Public Radio, Public Television Give Americans Valuable Return on Tax Dollars, Roper Poll Shows
- July 24, 1997
Public radio and public television rank second and third in new poll
WASHINGTON, D.C., July 24, 1997 -- The American people say, that among 20 services, public radio and public television are the second and third best values in return for tax dollars spent, up from third and fourth places two years ago, according to a 1997 Roper Starch Worldwide, Inc. report released today by the Corporation for Public Broadcasting (CPB). Only national defense ranks higher.
In this year's poll, 65 percent of interviewees believe they receive "excellent" or "good" value from public radio, a 12 percent increase from 1995, the last time the question was asked. Public television was rated "excellent" or "good" by 63 percent of the respondents, a 6 percent increase from two years ago. In the 1995 poll, public TV was ranked third, and public radio was ranked fourth, following national defense, and police and law enforcement, which were ranked first and second respectively.
The findings result from nearly 2,000 in-home interviews, conducted by respected public opinion polling firm, Roper Starch Worldwide, Inc. in March of this year.
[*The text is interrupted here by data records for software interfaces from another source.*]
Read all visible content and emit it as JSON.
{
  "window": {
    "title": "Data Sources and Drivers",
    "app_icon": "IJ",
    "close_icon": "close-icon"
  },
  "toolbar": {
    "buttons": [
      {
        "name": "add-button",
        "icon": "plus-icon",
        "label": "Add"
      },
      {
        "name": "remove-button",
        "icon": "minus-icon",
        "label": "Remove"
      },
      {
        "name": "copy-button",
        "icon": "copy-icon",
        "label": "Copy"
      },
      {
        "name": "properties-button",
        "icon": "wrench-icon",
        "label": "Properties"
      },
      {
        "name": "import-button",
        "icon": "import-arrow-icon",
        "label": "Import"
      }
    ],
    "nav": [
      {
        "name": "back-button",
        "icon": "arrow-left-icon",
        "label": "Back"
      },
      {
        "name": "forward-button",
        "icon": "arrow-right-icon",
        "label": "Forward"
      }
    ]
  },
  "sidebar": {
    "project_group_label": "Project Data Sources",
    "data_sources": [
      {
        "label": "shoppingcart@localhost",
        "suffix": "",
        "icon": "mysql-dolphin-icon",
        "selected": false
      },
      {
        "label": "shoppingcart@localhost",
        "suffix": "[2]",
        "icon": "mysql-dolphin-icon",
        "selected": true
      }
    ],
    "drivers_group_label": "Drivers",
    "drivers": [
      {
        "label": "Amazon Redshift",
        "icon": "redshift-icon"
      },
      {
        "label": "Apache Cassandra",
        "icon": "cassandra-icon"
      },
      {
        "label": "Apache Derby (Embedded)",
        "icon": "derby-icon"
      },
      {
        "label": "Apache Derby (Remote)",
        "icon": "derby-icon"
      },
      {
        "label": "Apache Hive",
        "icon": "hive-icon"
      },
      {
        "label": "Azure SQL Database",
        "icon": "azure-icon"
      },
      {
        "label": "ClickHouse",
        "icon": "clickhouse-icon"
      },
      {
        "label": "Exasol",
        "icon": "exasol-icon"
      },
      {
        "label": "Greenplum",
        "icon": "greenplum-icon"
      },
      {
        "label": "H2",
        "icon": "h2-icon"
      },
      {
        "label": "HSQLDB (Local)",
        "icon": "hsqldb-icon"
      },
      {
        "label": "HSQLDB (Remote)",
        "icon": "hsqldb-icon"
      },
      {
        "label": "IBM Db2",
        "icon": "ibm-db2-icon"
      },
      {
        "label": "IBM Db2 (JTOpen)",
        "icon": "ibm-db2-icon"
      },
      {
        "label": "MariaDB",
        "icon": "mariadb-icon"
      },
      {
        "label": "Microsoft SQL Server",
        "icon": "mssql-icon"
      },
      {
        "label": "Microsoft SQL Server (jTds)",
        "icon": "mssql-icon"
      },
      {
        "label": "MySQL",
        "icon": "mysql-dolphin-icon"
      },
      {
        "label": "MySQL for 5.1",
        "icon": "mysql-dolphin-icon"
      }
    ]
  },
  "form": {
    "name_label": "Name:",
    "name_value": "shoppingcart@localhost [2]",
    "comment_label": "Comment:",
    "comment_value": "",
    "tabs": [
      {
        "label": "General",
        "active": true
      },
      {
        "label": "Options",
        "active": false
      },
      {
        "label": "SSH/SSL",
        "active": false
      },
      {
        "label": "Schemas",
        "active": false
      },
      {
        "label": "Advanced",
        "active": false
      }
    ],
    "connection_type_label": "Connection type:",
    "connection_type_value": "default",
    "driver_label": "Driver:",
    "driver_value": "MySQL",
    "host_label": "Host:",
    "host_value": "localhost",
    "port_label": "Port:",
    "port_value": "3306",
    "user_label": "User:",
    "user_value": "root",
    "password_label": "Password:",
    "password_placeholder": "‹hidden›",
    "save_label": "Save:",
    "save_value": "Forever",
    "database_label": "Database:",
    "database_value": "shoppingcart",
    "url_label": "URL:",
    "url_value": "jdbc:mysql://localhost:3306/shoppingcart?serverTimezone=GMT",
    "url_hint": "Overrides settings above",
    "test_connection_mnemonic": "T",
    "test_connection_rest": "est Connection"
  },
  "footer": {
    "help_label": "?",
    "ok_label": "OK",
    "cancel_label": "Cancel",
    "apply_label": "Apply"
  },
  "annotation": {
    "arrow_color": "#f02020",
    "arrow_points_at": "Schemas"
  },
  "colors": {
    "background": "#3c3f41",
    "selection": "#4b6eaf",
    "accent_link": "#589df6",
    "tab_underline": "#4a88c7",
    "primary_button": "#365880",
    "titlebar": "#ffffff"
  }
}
Participants were asked to rate the value they receive for each of 20 services the federal government provides using tax dollars.
Further, CPB commissioned Roper to ask survey participants to rank the value they place on access to a whole year of public television and radio programming, taking into account that in 1997 federal support for public television and public radio stations costs a little less than one dollar per American. Ninety percent of those polled said public broadcasting is worth at least a dollar. Within that 90 percent, 72 percent said it is worth more than a dollar.
Every year CPB funds more than 350 public television and nearly 700 public radio stations. Almost one-fourth of CPB funding goes to support new programming.
In the 1995-96 season, more than 96 million people watched public television each week, which is nearly 60 percent of U.S. television households. The number of weekly listeners to public radio reached almost 20 million in 1996. Public radio and television is available to 91 and 99 percent of American homes respectively.
CPB, a private, nonprofit corporation created by Congress in 1967, develops public radio, television and online services for the American people. The Corporation is the industry's largest single source of funds for national public television and radio program development and production. CPB, a grantmaking organization, funds more than 1,000 public radio and television stations.
The Corporation for Public Broadcasting (CPB), a private, nonprofit corporation created by Congress in 1967, is the steward of the federal government's investment in public broadcasting. It helps support the operations of more than 1,400 locally-owned and -operated public television and radio stations nationwide, and is the largest single source of funding for research, technology, and program development for public radio, television and related online services.